## What you have to do
Using the material below, count the lines that contain the word "color" and report the number only.

## Provided entries
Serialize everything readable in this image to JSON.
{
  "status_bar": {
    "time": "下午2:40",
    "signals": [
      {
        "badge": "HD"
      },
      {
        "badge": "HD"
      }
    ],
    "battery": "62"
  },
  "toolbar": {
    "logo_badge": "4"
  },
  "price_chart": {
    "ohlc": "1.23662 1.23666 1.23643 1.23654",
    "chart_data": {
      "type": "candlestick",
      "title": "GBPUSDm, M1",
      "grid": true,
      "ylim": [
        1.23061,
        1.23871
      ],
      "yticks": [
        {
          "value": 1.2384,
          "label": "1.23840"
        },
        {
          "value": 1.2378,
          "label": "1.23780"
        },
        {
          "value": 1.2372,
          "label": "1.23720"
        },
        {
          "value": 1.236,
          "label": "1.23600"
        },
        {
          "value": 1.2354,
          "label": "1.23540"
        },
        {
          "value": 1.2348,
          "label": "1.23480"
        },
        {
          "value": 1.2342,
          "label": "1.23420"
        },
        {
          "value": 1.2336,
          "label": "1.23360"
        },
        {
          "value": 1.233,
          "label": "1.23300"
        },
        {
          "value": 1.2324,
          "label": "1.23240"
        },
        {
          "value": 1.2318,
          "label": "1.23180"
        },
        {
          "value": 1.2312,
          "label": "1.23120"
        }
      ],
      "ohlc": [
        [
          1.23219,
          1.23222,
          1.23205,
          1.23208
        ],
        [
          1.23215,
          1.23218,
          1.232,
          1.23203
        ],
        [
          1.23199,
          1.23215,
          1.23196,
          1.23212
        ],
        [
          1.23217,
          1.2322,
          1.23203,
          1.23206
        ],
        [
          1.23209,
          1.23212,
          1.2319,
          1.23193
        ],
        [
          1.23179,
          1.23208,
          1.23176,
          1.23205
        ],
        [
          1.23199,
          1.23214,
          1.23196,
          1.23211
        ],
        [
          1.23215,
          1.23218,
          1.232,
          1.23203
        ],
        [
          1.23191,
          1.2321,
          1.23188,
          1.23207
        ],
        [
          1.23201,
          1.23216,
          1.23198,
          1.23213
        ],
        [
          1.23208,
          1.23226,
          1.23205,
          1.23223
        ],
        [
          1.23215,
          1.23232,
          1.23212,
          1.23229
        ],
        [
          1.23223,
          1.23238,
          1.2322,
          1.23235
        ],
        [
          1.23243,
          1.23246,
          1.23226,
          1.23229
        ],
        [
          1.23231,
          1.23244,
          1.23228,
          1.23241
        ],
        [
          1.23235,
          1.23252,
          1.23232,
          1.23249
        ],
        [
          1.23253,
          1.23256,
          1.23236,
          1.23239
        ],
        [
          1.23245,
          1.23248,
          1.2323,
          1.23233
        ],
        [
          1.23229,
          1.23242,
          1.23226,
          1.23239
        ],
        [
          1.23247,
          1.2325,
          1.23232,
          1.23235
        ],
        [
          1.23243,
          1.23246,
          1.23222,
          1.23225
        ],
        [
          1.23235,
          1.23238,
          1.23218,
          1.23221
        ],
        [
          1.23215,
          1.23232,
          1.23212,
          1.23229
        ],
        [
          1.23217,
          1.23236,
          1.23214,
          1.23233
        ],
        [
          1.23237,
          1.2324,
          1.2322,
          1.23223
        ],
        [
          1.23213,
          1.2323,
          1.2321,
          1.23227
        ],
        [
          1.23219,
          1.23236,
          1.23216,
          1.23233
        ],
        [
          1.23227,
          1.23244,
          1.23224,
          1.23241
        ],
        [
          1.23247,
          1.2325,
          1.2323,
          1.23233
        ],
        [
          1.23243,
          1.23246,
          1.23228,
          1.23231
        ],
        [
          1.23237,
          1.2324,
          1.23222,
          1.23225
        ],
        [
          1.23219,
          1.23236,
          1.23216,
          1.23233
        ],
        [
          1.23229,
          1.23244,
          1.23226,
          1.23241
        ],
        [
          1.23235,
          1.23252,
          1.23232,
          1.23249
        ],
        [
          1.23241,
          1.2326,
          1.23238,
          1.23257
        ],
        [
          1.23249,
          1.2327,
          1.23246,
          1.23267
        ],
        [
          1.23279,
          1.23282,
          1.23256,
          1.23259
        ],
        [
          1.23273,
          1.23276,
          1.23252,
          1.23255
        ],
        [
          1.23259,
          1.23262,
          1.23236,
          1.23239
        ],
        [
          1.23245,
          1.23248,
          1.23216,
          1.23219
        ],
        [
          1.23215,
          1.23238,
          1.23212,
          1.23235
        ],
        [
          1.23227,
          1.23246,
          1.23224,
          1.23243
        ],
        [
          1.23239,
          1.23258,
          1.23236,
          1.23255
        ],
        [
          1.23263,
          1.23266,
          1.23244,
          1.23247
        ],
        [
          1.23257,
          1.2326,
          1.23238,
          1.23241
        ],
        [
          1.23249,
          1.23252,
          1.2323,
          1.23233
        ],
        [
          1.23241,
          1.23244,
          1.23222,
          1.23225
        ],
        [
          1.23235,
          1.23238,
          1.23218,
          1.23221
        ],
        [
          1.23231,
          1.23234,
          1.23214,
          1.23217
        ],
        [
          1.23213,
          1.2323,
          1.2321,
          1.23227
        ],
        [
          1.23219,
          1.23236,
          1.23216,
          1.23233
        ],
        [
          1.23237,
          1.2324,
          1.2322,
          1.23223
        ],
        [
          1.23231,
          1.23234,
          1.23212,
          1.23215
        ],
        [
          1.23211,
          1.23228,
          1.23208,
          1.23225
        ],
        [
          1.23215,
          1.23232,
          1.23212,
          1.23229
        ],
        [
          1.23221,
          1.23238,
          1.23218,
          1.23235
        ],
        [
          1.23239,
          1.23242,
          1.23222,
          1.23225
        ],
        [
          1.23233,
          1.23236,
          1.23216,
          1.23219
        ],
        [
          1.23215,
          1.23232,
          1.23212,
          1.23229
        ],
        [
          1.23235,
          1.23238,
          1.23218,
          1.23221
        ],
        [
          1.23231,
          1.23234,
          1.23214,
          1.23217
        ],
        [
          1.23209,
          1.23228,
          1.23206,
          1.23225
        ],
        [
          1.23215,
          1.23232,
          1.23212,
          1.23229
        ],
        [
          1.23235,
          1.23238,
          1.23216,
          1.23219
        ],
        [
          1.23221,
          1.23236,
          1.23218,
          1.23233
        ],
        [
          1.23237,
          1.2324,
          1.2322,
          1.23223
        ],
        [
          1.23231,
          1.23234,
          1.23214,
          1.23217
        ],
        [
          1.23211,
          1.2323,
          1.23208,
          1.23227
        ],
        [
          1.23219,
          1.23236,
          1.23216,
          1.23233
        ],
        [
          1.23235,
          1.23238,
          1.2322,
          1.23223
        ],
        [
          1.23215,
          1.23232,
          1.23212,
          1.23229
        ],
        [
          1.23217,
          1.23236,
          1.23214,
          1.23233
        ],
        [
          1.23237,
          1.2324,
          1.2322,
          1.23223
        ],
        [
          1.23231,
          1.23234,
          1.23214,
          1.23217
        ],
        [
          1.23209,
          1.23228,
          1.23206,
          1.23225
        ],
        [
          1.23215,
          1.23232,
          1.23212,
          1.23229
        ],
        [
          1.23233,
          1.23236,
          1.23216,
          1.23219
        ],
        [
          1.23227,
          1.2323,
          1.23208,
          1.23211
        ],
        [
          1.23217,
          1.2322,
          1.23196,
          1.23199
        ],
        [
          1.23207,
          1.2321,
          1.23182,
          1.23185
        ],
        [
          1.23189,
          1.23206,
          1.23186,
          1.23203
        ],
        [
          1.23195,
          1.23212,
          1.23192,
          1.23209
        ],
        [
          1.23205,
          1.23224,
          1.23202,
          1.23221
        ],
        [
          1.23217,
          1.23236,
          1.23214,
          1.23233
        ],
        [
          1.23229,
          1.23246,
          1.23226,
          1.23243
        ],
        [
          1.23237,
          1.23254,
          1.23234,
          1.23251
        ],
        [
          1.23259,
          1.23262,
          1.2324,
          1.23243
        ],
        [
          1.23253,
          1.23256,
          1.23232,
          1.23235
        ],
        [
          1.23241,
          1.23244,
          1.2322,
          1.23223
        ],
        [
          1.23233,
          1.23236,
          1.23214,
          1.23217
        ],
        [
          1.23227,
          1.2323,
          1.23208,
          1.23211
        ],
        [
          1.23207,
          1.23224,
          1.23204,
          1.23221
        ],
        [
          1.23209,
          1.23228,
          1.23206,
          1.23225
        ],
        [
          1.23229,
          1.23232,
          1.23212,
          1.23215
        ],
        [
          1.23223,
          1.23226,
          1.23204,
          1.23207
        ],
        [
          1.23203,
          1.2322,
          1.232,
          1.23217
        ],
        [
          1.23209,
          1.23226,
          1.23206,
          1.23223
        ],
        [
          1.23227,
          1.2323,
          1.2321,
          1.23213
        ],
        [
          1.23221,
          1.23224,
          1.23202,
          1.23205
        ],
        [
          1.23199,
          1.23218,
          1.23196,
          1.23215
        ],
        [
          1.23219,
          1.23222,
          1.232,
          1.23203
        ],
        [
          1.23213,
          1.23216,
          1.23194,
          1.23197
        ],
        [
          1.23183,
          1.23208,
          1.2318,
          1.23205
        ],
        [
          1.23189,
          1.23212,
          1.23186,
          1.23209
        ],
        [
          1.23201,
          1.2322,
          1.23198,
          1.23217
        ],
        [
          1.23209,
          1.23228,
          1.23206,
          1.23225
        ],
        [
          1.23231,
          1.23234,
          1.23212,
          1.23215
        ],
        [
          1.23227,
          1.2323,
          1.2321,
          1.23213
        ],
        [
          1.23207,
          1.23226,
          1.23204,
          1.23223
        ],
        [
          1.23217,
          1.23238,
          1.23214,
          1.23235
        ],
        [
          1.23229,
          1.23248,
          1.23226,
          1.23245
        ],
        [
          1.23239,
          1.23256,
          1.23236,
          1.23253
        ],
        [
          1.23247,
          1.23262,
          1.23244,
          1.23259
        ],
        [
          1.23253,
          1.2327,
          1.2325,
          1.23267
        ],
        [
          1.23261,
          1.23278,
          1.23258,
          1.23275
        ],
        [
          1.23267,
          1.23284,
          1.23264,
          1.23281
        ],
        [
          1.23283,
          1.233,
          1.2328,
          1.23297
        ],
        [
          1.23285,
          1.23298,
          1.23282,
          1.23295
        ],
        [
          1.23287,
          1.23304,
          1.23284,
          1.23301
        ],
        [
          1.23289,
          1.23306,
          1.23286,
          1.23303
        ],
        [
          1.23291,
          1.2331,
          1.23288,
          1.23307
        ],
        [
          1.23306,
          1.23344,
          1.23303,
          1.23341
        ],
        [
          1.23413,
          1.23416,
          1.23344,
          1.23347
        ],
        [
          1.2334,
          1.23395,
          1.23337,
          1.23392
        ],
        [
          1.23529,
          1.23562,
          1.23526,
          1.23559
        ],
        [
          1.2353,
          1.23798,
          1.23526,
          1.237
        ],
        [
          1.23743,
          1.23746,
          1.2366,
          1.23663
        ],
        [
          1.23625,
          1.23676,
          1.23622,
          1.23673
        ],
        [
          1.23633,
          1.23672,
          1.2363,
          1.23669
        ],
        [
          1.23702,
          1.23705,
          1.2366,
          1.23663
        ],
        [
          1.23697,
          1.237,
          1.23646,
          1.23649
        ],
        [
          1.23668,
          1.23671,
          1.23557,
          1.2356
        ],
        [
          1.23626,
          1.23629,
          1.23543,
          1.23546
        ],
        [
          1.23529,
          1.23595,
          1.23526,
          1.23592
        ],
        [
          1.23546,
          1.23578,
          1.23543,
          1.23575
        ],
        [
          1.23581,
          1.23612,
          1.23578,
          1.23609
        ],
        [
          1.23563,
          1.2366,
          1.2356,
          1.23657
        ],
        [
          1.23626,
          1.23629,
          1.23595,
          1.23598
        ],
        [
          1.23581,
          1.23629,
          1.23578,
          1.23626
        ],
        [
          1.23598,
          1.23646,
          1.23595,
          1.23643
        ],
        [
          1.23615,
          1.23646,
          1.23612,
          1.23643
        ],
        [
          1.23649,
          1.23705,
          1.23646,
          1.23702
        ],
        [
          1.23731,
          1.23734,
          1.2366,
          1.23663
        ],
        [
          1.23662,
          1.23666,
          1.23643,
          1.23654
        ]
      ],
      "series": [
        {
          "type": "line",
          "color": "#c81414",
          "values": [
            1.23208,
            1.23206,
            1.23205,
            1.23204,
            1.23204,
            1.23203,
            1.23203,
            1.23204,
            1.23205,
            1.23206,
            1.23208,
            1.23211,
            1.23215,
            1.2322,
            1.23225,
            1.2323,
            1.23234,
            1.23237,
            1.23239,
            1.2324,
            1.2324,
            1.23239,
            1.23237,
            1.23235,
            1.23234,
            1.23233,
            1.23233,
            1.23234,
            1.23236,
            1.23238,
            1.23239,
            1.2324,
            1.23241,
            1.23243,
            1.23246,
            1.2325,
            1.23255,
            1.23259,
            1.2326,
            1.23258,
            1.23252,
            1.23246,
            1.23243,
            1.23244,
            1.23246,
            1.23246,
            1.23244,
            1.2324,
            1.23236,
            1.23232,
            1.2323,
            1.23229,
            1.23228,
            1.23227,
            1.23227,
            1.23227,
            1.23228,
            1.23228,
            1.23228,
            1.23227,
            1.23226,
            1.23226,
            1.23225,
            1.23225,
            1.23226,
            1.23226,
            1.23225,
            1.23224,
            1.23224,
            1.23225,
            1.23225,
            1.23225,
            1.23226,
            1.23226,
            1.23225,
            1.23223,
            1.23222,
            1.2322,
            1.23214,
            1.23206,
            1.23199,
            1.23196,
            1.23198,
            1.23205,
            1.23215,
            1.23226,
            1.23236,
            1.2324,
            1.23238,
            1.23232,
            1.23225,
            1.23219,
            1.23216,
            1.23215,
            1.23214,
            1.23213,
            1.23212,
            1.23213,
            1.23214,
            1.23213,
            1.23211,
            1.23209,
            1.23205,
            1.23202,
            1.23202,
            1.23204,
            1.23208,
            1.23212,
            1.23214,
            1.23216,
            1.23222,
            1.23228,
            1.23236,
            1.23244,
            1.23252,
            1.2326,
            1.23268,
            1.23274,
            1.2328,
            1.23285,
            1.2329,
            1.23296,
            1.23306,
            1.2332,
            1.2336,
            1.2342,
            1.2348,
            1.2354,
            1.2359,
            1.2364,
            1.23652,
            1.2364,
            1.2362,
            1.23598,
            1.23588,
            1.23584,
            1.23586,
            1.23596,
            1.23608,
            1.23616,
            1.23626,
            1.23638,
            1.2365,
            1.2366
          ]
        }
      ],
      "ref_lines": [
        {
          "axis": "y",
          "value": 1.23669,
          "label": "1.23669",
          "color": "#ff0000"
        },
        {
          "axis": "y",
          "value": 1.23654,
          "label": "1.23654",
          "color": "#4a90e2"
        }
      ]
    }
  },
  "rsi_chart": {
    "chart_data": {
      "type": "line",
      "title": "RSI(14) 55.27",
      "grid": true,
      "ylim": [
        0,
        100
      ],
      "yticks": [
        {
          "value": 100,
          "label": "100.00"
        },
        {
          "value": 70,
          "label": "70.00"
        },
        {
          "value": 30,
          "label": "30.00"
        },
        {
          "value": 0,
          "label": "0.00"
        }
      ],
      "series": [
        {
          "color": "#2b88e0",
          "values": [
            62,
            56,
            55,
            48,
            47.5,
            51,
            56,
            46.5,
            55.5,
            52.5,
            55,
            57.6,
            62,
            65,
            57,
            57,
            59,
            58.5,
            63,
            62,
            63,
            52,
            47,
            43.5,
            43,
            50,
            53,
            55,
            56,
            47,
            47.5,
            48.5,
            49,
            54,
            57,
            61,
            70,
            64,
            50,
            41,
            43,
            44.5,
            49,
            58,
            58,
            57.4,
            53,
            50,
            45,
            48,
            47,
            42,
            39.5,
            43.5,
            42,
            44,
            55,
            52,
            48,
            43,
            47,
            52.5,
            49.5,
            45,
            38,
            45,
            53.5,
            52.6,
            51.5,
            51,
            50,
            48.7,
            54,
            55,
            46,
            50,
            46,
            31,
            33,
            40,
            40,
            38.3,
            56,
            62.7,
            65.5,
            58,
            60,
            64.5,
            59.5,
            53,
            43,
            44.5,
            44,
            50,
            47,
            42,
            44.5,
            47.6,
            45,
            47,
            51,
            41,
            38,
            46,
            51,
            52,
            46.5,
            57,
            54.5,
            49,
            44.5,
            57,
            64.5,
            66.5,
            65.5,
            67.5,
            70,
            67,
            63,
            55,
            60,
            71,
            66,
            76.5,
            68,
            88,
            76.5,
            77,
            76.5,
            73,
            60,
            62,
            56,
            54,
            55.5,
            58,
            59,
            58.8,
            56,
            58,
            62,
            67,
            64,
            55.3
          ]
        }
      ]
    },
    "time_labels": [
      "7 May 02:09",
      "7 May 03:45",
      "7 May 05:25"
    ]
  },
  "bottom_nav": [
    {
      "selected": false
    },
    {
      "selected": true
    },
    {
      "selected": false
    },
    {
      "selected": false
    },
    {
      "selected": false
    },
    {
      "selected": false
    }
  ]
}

## Solution below
4